Indicating the fearsome reputation of the gangs, in December 1760 thirty horses and twenty-five armed men arrived in Exeter bringing in a consignment of tea from the Bay. No attempt was made to disguise their profession and it was well known that “the gang readily resorted to violence”.
Not surprisingly those smugglers that were caught were often not convicted as witnesses could not be found, bribery produced false alibis and with jury men hesitant to send local men to the gallows. Hence, Kipling’s instruction, “Now watch the wall my darling while the gentlemen go by”. That way, bystanders could honestly say they had seen nothing.
It may not be a coincidence that many local ghost stories have their origin in the late eighteenth and early nineteenth centuries. This was at the height of the trade. For example, the historian Theo Brown remembers her father saying that nothing would induce anyone to walk from St Marychurch to Shaldon after dark, the road being haunted by the vicious ghost prankster ‘Spring Hill Jack’, where “balls of fire would roll out of the hedges in front of people who ventured there at night”. And in Paignton it was claimed that smugglers used white paint to make their horses look like skeletal steeds.
Such stories could well have been put about to discourage folk from venturing outdoors and to explain any odd nocturnal activities.
Tasked with eliminating smuggling in the 1780s were teams of preventive officers.
Four Revenue cutters operated between Dorset’s St Albans Head and Berry Head, with individual Customs Officers at Torquay, Paignton, Brixham, Salcombe, Dartmouth and Totnes.
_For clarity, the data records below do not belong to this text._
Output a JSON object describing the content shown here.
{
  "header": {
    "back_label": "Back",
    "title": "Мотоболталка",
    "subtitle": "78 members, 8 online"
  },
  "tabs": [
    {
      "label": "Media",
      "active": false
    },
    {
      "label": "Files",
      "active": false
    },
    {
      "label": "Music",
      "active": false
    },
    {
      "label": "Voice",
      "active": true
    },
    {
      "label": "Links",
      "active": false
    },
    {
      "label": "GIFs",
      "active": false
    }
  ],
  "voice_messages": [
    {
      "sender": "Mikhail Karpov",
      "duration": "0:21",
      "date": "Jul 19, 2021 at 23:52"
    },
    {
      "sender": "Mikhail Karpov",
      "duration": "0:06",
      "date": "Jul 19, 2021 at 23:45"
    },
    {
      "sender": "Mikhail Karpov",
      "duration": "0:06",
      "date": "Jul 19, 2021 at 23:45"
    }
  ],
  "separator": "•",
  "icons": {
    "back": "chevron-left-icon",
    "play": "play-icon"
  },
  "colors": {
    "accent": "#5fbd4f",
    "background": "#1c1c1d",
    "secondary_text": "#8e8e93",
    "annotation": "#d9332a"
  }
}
However, there were always insufficient resources to patrol the coastline and most smugglers were never caught. And it was often a dangerous occupation for a lone officer on the cliffs at night…
By the early years of the nineteenth century the Revenue Men were becoming better organised on-shore and had more and improved ships. And so the halcyon days of the free traders were coming to an end.
Nevertheless, it was the smugglers, their allies and customers who were the real mothers and fathers of Torbay, and not the latecomer great families we are often told about.